"We accept the need to look at different methods and I suspect we may come back to the conclusion that the IPO route was the only one that made any sense."
The business secretary added that "there are other ways of doing it", citing ideas like trade sales and blind auctions.
Cable said he expected that any review would conclude that the process used for part-privatizing Royal Mail, through an initial public offering on the stock market, would be "the best method".
Billy Hayes, general secretary of the Communication Workers' Union, said: "For Cable and Fallon to continue to claim industrial action was the main reason they sold Royal Mail at a low share price is utterly ridiculous.
"The Committee heard that 'relatively few days had been lost to industrial action'. The shares were 24 times oversubscribed so for the Government to say they wouldn't have been able to get a good deal for the taxpayer is wrong.
"I agree with the select committee that all 'right-minded people' know Cable made a massive error when sanctioning the sale of Royal Mail at the price he did. It shows either that he's completely incapable or was downright careless with this public institution.
"It's clear Cable needs to go - this is a man who lost the taxpayer a billion pounds. A postal worker who lost a valuable item would be sacked and the same standard needs to apply to Mr Cable - he can't carry on as Secretary of State.

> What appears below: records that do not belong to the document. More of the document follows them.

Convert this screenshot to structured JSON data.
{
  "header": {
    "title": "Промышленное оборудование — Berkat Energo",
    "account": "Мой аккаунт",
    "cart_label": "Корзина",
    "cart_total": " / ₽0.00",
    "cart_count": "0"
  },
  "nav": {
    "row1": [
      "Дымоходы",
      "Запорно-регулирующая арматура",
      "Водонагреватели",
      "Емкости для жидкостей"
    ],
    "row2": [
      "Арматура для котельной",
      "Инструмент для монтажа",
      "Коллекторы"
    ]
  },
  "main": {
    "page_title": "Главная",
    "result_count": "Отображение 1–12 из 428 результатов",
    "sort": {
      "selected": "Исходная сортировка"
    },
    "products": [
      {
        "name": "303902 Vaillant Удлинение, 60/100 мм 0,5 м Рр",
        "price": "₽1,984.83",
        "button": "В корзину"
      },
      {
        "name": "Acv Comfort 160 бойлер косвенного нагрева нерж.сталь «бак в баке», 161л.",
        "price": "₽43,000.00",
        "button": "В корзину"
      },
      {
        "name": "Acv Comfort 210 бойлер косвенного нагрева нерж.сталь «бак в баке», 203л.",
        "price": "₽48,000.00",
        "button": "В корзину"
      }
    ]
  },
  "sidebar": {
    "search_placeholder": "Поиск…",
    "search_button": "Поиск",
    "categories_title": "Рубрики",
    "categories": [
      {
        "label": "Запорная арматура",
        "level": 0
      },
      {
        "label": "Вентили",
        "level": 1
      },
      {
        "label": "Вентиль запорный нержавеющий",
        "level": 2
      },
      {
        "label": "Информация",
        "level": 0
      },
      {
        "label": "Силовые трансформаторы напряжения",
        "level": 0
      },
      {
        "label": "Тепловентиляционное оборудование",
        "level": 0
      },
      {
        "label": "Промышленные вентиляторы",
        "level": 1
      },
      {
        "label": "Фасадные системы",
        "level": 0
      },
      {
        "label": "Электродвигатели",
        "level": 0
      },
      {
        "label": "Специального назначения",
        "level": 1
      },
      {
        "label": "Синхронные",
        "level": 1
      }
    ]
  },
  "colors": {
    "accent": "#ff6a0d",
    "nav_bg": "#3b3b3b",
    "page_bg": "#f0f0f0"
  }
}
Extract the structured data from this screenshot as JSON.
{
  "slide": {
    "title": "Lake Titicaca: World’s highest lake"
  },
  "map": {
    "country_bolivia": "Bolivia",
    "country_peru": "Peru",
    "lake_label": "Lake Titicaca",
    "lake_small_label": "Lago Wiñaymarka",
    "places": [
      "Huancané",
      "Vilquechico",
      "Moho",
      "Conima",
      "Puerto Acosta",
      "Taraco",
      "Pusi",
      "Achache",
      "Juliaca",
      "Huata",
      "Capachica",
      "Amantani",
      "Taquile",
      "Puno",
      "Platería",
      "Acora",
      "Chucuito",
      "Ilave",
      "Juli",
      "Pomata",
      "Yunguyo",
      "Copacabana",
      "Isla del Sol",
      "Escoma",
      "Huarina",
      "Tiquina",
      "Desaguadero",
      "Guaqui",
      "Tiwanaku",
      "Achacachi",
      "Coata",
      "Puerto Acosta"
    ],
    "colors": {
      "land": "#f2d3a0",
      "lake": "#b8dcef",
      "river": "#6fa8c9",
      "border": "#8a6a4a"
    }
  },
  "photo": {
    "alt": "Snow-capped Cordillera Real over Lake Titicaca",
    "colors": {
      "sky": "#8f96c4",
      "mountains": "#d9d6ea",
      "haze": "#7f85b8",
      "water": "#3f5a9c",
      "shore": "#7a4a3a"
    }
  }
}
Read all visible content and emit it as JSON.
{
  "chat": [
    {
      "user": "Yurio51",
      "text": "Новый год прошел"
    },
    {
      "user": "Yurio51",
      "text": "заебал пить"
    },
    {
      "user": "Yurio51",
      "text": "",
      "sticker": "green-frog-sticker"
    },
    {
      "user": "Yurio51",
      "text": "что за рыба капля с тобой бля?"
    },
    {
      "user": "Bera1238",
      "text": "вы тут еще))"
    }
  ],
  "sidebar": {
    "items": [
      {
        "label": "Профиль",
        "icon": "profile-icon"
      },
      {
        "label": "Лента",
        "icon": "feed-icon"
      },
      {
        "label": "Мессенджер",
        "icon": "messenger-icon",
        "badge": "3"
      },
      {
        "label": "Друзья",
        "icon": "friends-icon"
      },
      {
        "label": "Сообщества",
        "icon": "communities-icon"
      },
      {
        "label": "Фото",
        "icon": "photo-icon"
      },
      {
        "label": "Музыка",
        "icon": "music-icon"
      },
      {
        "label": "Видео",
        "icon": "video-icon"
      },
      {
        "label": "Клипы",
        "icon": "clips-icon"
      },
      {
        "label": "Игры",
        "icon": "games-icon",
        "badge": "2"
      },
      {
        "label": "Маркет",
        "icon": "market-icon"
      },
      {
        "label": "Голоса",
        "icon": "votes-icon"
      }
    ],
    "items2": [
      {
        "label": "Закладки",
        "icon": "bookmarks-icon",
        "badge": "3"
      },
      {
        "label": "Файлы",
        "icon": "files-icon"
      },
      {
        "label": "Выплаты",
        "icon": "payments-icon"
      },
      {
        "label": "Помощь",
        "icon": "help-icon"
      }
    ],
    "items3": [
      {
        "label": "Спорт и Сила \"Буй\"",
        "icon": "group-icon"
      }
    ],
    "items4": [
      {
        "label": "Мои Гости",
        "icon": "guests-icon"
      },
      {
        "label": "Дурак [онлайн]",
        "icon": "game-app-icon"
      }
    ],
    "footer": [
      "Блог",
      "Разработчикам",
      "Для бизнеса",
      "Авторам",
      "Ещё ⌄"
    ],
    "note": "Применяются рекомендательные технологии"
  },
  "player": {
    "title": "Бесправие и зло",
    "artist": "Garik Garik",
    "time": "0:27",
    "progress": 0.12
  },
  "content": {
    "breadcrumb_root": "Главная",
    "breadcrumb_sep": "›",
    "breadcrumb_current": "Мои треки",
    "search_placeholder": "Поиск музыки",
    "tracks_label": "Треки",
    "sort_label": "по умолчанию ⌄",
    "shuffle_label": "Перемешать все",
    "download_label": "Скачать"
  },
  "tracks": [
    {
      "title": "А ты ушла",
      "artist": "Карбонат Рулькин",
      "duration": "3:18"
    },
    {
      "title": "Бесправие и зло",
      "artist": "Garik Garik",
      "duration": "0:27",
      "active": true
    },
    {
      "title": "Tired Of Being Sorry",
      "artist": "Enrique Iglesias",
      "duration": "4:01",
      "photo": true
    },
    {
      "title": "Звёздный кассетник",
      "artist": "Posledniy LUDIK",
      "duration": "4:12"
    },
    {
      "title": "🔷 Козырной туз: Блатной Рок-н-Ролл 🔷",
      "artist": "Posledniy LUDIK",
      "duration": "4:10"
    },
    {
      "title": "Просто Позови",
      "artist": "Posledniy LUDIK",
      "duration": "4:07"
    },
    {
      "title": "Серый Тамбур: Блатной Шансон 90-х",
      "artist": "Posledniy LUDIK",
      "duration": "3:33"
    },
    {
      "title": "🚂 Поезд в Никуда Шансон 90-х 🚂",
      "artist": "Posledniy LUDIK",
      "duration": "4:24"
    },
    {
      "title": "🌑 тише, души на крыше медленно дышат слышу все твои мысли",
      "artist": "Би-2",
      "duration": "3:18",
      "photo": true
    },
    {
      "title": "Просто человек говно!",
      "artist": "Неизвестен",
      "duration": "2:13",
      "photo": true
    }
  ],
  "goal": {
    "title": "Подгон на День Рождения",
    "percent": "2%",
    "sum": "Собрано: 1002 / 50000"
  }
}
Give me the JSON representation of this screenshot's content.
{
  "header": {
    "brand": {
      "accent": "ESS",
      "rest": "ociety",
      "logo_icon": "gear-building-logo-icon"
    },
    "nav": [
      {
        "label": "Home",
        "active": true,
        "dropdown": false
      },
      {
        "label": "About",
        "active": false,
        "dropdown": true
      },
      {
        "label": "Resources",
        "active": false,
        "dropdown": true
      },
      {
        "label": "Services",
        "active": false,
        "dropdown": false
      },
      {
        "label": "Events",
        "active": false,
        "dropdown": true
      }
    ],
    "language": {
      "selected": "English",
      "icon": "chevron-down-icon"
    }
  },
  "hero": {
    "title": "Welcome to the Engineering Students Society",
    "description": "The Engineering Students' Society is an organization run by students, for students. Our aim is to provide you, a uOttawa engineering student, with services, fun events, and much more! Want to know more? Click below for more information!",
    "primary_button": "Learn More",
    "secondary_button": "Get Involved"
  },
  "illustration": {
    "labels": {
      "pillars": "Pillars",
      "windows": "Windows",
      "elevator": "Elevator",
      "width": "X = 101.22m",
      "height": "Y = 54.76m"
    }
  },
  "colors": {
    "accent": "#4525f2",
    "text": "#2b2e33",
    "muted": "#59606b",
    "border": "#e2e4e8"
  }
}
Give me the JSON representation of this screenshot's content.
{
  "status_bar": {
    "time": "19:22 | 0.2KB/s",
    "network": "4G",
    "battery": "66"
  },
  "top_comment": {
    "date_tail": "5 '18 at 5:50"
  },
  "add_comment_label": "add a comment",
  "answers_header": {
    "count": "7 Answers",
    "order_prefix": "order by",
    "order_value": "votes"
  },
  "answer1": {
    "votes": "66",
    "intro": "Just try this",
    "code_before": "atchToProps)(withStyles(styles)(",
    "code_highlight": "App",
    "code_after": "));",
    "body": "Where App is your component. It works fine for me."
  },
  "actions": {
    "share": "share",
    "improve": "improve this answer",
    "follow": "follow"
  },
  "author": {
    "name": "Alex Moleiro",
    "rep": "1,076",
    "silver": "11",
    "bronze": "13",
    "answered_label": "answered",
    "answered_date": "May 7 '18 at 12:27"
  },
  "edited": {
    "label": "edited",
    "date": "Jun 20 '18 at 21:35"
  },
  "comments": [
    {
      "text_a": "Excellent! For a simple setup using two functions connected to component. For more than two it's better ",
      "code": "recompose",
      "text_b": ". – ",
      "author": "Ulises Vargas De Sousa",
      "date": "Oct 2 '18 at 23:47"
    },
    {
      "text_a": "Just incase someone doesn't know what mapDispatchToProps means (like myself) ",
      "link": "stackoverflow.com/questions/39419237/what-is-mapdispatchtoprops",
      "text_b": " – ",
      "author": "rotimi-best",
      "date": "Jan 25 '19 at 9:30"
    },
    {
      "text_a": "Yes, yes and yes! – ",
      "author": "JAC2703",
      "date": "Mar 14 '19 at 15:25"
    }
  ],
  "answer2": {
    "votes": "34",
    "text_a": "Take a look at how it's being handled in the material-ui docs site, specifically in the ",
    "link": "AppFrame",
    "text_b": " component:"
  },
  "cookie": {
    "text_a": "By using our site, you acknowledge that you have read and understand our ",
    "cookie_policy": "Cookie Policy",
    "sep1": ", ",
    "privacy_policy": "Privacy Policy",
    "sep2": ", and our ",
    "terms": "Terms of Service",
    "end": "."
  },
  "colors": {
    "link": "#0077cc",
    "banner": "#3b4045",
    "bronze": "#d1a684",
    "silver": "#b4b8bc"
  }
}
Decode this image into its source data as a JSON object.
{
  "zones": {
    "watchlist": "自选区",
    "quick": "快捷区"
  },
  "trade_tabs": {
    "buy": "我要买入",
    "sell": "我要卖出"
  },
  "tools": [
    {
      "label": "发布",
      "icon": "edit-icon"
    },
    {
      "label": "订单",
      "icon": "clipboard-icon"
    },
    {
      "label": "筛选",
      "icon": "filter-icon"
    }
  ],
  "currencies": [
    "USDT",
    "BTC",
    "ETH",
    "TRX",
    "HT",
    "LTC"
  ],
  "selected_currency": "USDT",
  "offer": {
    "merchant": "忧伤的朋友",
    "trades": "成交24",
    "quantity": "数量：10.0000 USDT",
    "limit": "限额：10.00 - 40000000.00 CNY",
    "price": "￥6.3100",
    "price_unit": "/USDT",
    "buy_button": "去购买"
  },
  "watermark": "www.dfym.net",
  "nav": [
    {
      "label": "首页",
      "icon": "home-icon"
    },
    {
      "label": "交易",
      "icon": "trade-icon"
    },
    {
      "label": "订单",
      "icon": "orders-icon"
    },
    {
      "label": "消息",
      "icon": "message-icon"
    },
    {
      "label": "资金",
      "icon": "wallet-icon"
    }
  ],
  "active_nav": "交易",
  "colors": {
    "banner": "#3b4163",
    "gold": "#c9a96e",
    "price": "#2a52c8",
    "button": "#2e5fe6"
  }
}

"It's beyond belief that the Government see nothing wrong with the sell-off and that shows the fundamental difference between them and Britain.
"People don't think it's right that the banks involved were able to sell shares to their investment arms and we need answers on why that was allowed to happen from the people in charge. We didn't get that today and it's simply not good enough."
A city regulator said the spike in the share price of Royal Mail on the day of privatisation was at the "top end" of what would be expected when a firm floated but there was no need to launch an inquiry into the sale.
Financial Conduct Authority chief executive Martin Wheatley told MPs on the Public Accounts Committee there was nothing to suggest a failure of regulation about the way the shares were sold.
He told the MPs: "If you wanted to look at where the failure was, the failure was in the pricing decision, not in the regulation."
Committee chairwoman Margaret Hodge demanded an inquiry into whether investment banks involved in the sale had properly followed the rules preventing them sharing inflation with their asset management arms which were allocated shares.
In its report, the NAO found that 16 "priority investors", selected by Vince Cable for their long-term investor potential, had cashed in on their shares allocation within weeks of the stock market float, making a substantial profit, with just 12% of the shares held by "priority investors" by the end of January.
Many of the shares were then seized by hedge funds, which Cable previously attacked as short-term investors who were "spivs and gamblers".